Swiping left from the homescreen takes you to this traditional grid-of-apps view (pictured above), while swiping right from the homescreen takes you into a unified inbox.
At any point in the OS you can 'glance' at notifications or your inbox by holding a thumb at the corner of the screen and pulling these panes across.
The left slide shows how the swipe interface displays the inbox, an email and an attachment on screen at once. The other slide shows some of the accounts that can be synced.
Many BlackBerry 10 devices won't have a physical Qwerty keyboard but for the software keyboard RIM has tried to replicate the look and spacing of a traditional BlackBerry keyboard.
The software keyboard learns how you type and adjusts to fit your keystrokes and language -- predicted words appear above letters as you type and can be selected by swiping up.
The camera software is another focus in BlackBerry 10 -- it will include a burst-mode editing interface that allows you to select each person's best pose to produce the best overall photo
Clicking on an individual face brings up this clock-style interface allowing you to rewind their pose to before the photo was captured or roll forward after the shutter was pressed

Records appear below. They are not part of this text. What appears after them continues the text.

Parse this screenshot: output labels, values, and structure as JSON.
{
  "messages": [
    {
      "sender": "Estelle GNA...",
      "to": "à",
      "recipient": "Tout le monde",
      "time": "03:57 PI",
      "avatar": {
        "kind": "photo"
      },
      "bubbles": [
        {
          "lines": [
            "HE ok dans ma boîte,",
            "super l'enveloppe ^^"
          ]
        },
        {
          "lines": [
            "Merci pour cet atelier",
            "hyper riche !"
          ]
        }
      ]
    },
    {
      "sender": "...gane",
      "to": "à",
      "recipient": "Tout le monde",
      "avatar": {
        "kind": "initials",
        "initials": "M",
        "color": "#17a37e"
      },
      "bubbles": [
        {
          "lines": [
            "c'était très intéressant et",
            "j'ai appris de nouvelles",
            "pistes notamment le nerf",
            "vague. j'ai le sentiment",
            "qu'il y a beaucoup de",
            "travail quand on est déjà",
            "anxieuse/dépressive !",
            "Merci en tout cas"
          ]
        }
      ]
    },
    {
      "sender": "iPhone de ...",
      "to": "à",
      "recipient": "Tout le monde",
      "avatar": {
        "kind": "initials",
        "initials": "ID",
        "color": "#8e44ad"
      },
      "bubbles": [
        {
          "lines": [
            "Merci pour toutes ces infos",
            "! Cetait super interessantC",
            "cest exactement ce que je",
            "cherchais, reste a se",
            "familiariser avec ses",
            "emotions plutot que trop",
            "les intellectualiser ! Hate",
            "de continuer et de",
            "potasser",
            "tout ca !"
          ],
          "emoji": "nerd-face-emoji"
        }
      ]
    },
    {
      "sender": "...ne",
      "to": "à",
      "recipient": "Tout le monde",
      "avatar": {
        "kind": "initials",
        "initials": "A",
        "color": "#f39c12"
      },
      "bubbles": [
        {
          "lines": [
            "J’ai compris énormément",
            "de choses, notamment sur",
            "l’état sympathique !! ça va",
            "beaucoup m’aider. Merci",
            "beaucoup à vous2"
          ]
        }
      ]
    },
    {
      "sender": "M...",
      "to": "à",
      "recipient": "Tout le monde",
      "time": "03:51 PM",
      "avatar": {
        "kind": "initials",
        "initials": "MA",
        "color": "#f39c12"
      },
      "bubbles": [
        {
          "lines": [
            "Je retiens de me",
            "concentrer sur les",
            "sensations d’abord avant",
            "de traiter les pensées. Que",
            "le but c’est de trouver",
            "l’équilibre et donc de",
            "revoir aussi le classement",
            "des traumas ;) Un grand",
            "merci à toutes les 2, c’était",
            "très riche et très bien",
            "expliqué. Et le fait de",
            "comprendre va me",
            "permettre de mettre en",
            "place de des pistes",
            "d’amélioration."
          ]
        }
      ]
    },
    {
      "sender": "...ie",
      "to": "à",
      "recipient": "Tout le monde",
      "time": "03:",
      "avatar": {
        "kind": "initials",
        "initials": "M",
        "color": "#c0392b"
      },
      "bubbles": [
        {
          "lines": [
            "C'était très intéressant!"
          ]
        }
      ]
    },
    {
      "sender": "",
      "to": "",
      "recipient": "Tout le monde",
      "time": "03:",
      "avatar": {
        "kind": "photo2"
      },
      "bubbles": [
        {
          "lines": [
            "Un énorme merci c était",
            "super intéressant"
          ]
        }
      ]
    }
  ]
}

This time-shifting feature means photos with one person blinking in shot should be a thing of the past as you can select the moment when each person was wide-eyed and smiling